This is the weirdest thread I’ve ever read. First, Peter says that the New Yorker doesn’t get delivered when US & Canadian holidays don’t match. Then, Alan says that shouldn’t matter cuz there are veterans (et. al.) who should be remembered and idiots with guns that would take what they fought for away from us in a heartbeat which to me only barely tests positive for congruity.
Then Sandy (he? she?) says that schools were closed on the 9th for a professional development day; completely incongruous with either the original post or it’s first response.
Then Alan responds with a reasonable shot directed at the center of Sandy’s comments.

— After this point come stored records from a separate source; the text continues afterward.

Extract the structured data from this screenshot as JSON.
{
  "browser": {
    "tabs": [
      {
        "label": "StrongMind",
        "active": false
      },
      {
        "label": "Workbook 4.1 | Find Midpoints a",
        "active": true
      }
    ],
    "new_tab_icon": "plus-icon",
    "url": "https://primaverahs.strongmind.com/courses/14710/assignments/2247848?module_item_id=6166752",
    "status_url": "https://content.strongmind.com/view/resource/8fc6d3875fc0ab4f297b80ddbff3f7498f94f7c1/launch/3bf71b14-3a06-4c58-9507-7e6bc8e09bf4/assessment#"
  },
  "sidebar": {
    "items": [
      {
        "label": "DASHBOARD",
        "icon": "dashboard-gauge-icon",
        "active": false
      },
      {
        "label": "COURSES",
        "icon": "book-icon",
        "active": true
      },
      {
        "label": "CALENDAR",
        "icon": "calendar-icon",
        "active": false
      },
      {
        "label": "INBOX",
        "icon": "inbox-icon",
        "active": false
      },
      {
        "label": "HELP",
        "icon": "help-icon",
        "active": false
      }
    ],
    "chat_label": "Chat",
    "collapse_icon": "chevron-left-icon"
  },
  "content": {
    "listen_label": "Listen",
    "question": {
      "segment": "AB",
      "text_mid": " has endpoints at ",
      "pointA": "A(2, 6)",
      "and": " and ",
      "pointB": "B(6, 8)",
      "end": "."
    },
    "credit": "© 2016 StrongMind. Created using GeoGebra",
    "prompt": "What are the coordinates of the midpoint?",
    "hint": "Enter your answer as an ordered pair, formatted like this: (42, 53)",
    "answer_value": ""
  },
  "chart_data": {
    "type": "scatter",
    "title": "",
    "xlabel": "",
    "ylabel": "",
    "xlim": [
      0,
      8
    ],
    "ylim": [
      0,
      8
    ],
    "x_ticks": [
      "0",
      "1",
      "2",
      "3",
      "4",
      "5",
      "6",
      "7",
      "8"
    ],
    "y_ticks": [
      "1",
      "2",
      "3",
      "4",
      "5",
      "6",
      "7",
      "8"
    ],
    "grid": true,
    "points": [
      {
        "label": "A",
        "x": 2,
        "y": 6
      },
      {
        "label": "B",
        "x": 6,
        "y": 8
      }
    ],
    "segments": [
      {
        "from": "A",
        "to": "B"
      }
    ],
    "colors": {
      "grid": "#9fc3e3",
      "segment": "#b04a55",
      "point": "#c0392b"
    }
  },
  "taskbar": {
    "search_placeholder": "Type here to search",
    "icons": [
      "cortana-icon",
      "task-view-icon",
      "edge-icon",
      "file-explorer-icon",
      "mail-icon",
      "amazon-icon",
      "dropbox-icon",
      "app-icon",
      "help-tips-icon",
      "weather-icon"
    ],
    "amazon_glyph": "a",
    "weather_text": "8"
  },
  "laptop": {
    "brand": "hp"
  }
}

Then Peter says, “Yes, PEI is Canada”. I just can’t grind a reference out of that (though Pete’s rarely off beat too far
Holy shit! I read the thread upside down cuz that’s the way Pete set up my blog and that’s why the confusion. Try it, read it the wrong way and it’ll make no sense…. reading it upside right makes better parsing!
I do need some rest…
You are a beautiful man! I knew I went on a tangent but…its only bytes.
Well, I hesitate to make this go on any longer, but I feel that this has to be said. While I agree that Remembrance Day should be celebrated — Sunday, Nov. 11 was Remembrance Day — not Monday. When Rembrance Day falls on a school day, the kids have no school — when it falls on a weekend, Monday is business as usual.
Remembrace day should not be celebrated- People died and we have remembrace day to remember them..not celebrate(I disagree with Sandy Nicholson)..we can remember people in school or at work.( without holiday)
You cannot properly remember the supreme sacrifice our country made while at school or at work, unless you live in France.
I am a mother of four children and next week we will be studying all about remebrance day and what it means to us as Canadians. I will observe a moment of silence with my children on Nov. 11 and will help them see how fortunate they are to be free because of the brave men and women that fought for our freedom.